Greg Grossmeier likes this.Heh, "Former Executive Director" is a title https://www.torproject.org/about/corepeople.html.en
The quote itself is a giant type error. Tor is both a piece of open source software and a protocol. Anyone can implement the protocol any time they like. Anyone can fork the software any time they like. There is no need to hand responsibility to anyone -- responsibility is there for the taking whenever you want it.
Every now and then I come across a link to a webpage that no longer exists for the usual reasons (owner died/stopped paying for hosting, whatever).
I then use the Wayback Machine to look at what is no longer findable by 99.99999% of internet users. Most times I do this I find content that makes me sad it is no longer findable.
I really appreciate the Wayback Machine but... I also feel extremely saddened that the internet moved from distributed personal/small group websites to huge platforms like Wikipedia or Medium or Facebook.
The character of those small websites was what made them special. It's something you can't duplicate on FB.
This kind of thing concerns me. How much should we bother investing in properly and clearly writing about something now if our work will be gone in a few years? Sad, that. If you spend a good amount of time producing high quality material, here's to hoping it doesn't disappear into the void any time soon.
In many cases I specifically try to get my work shared in a myriad of ways. Everything can go on my website, and a lot of stuff can go on other free services, too. Wikimedia Commons and Archive.org are my two favorite such sites at the moment. It's slightly different, but Wikipedia and Wikivoyage are of a related character. We can use larger free services as a kind of backup. It's not a total solution, but it helps.
Worth the long read.
To me, this confirms my bias that humans can't safely manage any resource at the scale of 10s of millions of people and 6 or so states and two countries. The only solution at a point becomes too drastic to name.
Neither utopian governments nor utopian self-reliant collectives/compounds (depending on your inclination) will be able to manage it.

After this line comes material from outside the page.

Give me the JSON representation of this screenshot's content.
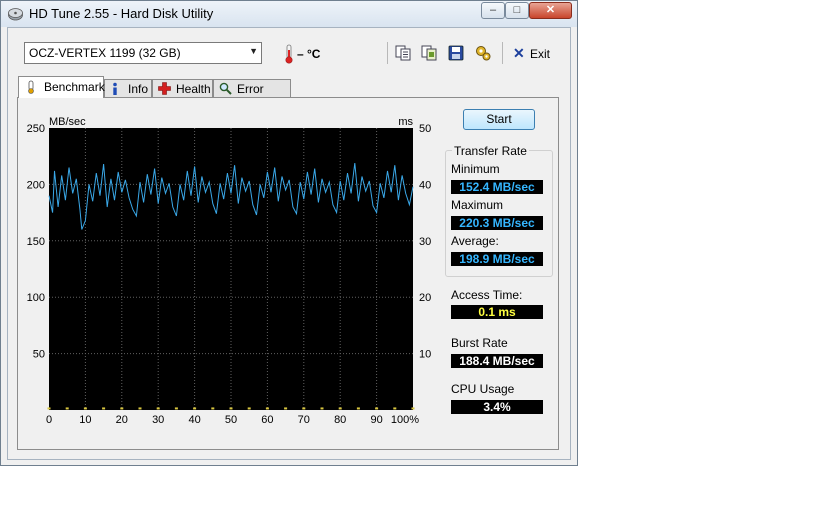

Mike Linksvayer likes this.
Kete Foy shared this.
The "tragedy of the commons" often cited and basically at work here, that is dismissing the ideas of well managed Commons ressources, is falsely based on a "free for all" scheme and not a structure of governance like described by Elinor Oestrom and others... yes, it's complicated to put in place but no, letting down and falling for totalitarian idea is just a lack of courage and imagination...

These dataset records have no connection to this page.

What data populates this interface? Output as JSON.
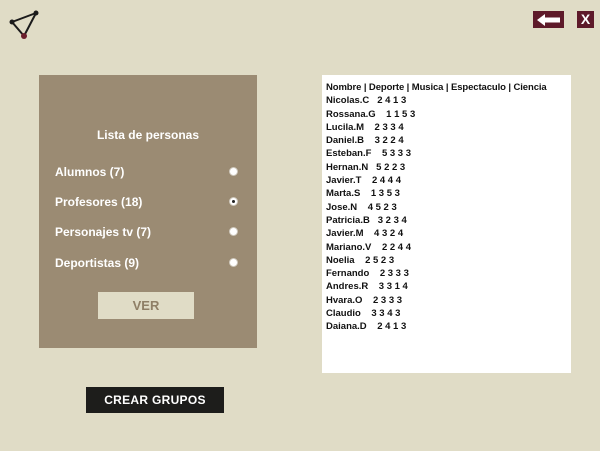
{
  "app": {
    "logo_icon": "triangle-nodes-icon",
    "back_icon": "arrow-left-icon",
    "close_label": "X"
  },
  "panel": {
    "title": "Lista de personas",
    "options": [
      {
        "label": "Alumnos (7)",
        "selected": false
      },
      {
        "label": "Profesores (18)",
        "selected": true
      },
      {
        "label": "Personajes tv (7)",
        "selected": false
      },
      {
        "label": "Deportistas (9)",
        "selected": false
      }
    ],
    "ver_label": "VER"
  },
  "crear_label": "CREAR GRUPOS",
  "list": {
    "header": "Nombre | Deporte | Musica | Espectaculo | Ciencia",
    "rows": [
      "Nicolas.C   2 4 1 3",
      "Rossana.G    1 1 5 3",
      "Lucila.M    2 3 3 4",
      "Daniel.B    3 2 2 4",
      "Esteban.F    5 3 3 3",
      "Hernan.N   5 2 2 3",
      "Javier.T    2 4 4 4",
      "Marta.S    1 3 5 3",
      "Jose.N    4 5 2 3",
      "Patricia.B   3 2 3 4",
      "Javier.M    4 3 2 4",
      "Mariano.V    2 2 4 4",
      "Noelia    2 5 2 3",
      "Fernando    2 3 3 3",
      "Andres.R    3 3 1 4",
      "Hvara.O    2 3 3 3",
      "Claudio    3 3 4 3",
      "Daiana.D    2 4 1 3"
    ]
  },
  "colors": {
    "background": "#e0dcc6",
    "panel": "#9b8b73",
    "accent": "#5e1a2a",
    "dark_button": "#1d1d1b"
  }
}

When offlineimap runs against our gmail-host work email, I'm getting this error sporadically:
WARNING: Aborting folder sync 'bugs' [acc: 'WMF'] Reason was: Error SELECTing mailbox 'bugs', server reply: ('NO', ['System Error (Failure)'])
ugh... just "NO"? Thanks google.
My imapfilter runs for my work (gmail) account are timing out when searching for the X-List-Admistrivia header, eg:
listadminstaff = WMF.staff:contain_field('X-List-Administrivia', 'yes') WMF.staff:move_messages(WMF['ListAdmin'], listadminstaff)
This is a new occurrence starting as of yesterday.
Maybe I should not be a listadmin on so many lists?